## SUPPLIED DATA
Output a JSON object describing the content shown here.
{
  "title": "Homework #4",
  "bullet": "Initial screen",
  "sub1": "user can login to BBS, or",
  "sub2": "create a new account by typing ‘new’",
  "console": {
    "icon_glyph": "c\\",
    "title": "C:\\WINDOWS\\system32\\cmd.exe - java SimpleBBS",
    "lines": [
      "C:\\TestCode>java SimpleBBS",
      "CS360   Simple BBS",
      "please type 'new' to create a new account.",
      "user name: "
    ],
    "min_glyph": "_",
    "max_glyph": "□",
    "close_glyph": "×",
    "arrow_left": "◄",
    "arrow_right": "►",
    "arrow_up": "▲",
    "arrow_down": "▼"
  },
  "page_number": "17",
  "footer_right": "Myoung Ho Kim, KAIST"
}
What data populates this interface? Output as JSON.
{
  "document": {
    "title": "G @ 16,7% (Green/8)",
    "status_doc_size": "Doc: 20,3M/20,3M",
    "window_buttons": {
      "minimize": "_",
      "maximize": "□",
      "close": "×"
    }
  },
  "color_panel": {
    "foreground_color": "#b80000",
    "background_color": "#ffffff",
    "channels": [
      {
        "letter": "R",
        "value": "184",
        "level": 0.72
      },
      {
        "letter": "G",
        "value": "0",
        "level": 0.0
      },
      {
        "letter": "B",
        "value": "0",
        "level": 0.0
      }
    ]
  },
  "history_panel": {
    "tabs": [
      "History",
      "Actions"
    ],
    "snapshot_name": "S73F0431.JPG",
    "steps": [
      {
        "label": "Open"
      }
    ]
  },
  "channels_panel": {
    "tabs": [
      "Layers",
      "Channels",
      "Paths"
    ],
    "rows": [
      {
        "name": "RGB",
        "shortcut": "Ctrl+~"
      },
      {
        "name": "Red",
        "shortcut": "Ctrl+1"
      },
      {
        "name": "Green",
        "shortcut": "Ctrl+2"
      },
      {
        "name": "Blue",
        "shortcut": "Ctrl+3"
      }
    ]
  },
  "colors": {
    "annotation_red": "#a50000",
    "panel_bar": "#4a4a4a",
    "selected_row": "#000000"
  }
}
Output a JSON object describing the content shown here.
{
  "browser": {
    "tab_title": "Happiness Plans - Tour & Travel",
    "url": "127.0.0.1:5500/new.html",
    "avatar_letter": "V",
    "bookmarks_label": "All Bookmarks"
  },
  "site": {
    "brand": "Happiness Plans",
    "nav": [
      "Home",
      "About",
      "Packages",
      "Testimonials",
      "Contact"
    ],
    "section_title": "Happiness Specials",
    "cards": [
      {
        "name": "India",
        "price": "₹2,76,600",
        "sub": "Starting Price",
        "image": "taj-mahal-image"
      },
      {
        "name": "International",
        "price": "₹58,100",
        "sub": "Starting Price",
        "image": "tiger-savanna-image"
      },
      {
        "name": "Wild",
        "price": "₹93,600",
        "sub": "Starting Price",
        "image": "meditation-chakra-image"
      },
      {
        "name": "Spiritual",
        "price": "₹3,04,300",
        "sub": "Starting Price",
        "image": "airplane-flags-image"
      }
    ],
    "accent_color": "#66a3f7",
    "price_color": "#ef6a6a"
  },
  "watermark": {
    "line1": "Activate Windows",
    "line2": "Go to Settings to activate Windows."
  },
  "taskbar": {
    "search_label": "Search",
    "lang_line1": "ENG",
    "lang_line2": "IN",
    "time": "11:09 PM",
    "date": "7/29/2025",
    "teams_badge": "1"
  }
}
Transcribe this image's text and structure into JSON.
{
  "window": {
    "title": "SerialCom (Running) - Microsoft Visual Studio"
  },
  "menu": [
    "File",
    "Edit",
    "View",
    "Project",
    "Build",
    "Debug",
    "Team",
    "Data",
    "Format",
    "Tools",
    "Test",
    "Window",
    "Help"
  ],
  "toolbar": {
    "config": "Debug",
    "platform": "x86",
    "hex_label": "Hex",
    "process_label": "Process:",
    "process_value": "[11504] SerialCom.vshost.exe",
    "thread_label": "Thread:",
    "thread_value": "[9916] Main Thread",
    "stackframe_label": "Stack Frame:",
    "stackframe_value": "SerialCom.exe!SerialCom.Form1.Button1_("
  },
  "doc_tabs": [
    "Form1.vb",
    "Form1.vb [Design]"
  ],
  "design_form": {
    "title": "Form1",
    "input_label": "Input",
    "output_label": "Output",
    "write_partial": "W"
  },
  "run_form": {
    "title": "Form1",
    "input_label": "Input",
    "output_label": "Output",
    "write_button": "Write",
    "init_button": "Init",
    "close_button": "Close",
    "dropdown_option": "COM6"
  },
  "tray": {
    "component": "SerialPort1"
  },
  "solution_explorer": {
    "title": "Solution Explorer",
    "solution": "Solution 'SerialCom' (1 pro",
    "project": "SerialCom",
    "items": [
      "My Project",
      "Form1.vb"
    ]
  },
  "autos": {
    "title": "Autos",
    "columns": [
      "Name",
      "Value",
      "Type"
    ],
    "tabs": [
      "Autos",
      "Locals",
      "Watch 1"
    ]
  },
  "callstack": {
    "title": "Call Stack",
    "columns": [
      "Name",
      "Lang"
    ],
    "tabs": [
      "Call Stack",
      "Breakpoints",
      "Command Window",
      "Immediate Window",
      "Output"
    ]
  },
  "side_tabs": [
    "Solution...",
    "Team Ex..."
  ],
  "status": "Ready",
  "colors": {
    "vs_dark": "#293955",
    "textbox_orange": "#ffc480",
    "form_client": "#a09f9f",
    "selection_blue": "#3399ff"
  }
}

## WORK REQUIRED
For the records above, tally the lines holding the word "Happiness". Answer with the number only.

## RESPONSE AREA
3